_Task directions_. All of the entries must be duplicated exactly.

--------------------------------------------------

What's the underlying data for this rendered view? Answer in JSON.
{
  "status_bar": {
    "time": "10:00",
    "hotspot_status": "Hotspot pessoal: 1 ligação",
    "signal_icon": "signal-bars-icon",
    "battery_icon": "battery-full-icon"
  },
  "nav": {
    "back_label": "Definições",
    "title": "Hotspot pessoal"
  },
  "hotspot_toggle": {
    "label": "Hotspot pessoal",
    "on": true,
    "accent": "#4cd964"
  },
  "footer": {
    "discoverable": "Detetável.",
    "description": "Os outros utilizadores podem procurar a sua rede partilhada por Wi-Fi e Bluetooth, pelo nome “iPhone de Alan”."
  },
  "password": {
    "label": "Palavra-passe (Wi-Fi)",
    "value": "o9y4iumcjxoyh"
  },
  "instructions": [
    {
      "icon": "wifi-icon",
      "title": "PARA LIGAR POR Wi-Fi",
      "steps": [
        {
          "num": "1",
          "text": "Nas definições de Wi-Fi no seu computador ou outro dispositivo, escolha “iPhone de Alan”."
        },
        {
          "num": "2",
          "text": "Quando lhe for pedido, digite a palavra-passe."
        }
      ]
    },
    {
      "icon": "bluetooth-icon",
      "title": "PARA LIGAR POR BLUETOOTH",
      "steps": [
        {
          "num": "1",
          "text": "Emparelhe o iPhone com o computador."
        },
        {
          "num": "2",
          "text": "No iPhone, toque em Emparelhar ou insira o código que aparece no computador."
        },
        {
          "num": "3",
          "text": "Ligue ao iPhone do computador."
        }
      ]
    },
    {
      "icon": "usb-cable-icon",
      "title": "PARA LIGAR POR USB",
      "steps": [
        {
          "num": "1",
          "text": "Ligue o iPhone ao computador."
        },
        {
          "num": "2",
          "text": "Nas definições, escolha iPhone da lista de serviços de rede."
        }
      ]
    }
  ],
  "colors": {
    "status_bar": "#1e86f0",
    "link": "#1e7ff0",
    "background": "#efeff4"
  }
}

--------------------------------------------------

_Exercise response_.
What's the underlying data for this rendered view? Answer in JSON.
{
  "status_bar": {
    "time": "10:00",
    "hotspot_status": "Hotspot pessoal: 1 ligação",
    "signal_icon": "signal-bars-icon",
    "battery_icon": "battery-full-icon"
  },
  "nav": {
    "back_label": "Definições",
    "title": "Hotspot pessoal"
  },
  "hotspot_toggle": {
    "label": "Hotspot pessoal",
    "on": true,
    "accent": "#4cd964"
  },
  "footer": {
    "discoverable": "Detetável.",
    "description": "Os outros utilizadores podem procurar a sua rede partilhada por Wi-Fi e Bluetooth, pelo nome “iPhone de Alan”."
  },
  "password": {
    "label": "Palavra-passe (Wi-Fi)",
    "value": "o9y4iumcjxoyh"
  },
  "instructions": [
    {
      "icon": "wifi-icon",
      "title": "PARA LIGAR POR Wi-Fi",
      "steps": [
        {
          "num": "1",
          "text": "Nas definições de Wi-Fi no seu computador ou outro dispositivo, escolha “iPhone de Alan”."
        },
        {
          "num": "2",
          "text": "Quando lhe for pedido, digite a palavra-passe."
        }
      ]
    },
    {
      "icon": "bluetooth-icon",
      "title": "PARA LIGAR POR BLUETOOTH",
      "steps": [
        {
          "num": "1",
          "text": "Emparelhe o iPhone com o computador."
        },
        {
          "num": "2",
          "text": "No iPhone, toque em Emparelhar ou insira o código que aparece no computador."
        },
        {
          "num": "3",
          "text": "Ligue ao iPhone do computador."
        }
      ]
    },
    {
      "icon": "usb-cable-icon",
      "title": "PARA LIGAR POR USB",
      "steps": [
        {
          "num": "1",
          "text": "Ligue o iPhone ao computador."
        },
        {
          "num": "2",
          "text": "Nas definições, escolha iPhone da lista de serviços de rede."
        }
      ]
    }
  ],
  "colors": {
    "status_bar": "#1e86f0",
    "link": "#1e7ff0",
    "background": "#efeff4"
  }
}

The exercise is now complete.